_WORK ORDER_
Search the data for the string "value" and gather each line it is in.

**** EXERCISE DATA ****

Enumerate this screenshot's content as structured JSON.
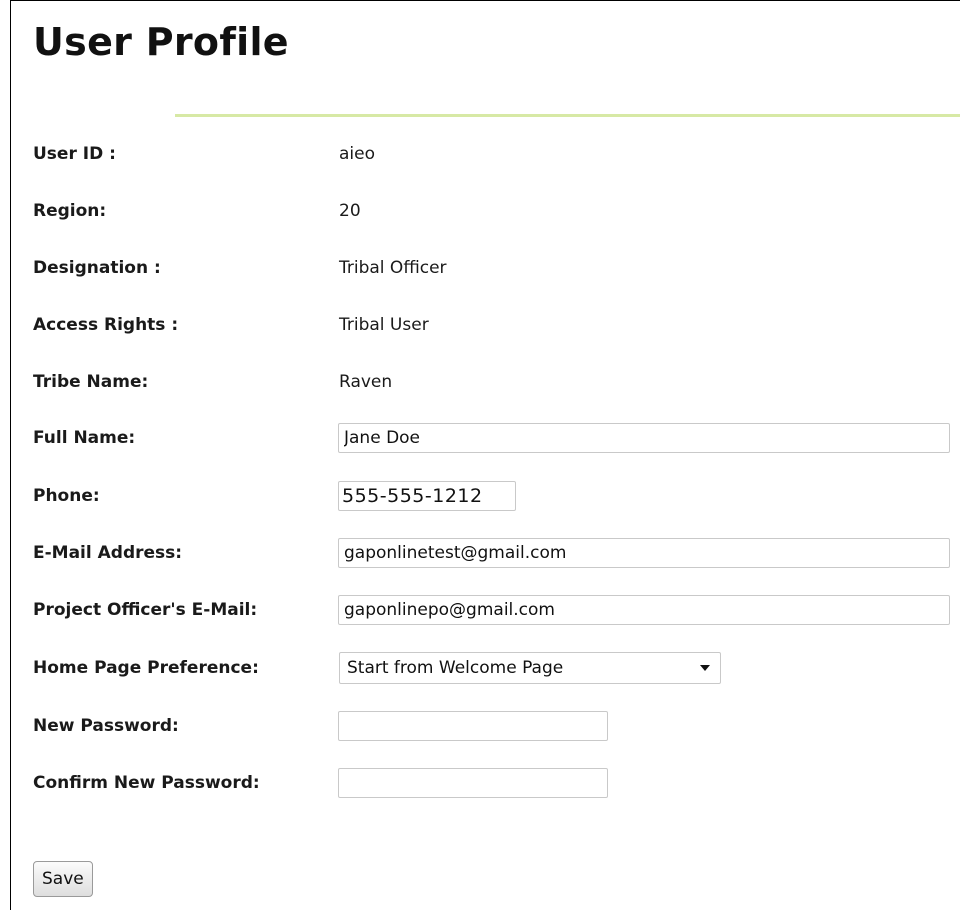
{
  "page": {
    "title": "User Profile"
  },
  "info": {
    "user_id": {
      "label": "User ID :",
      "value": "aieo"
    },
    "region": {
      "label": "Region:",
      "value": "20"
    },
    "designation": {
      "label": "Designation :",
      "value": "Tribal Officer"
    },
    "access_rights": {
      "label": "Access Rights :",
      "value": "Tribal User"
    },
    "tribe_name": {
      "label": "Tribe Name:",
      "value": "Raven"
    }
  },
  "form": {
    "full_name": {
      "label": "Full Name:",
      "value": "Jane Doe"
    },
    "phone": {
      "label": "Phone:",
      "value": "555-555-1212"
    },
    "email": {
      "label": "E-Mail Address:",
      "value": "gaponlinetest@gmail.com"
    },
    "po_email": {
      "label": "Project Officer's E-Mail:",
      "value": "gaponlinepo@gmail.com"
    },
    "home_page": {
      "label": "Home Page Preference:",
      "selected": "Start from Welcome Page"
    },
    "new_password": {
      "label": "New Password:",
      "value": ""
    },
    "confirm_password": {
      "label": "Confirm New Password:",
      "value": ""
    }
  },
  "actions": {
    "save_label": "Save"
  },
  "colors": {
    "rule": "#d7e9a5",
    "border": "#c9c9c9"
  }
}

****

_RESPONSE AREA_
      "value": "aieo"
      "value": "20"
      "value": "Tribal Officer"
      "value": "Tribal User"
      "value": "Raven"
      "value": "Jane Doe"
      "value": "555-555-1212"
      "value": "gaponlinetest@gmail.com"
      "value": "gaponlinepo@gmail.com"
      "value": ""
      "value": ""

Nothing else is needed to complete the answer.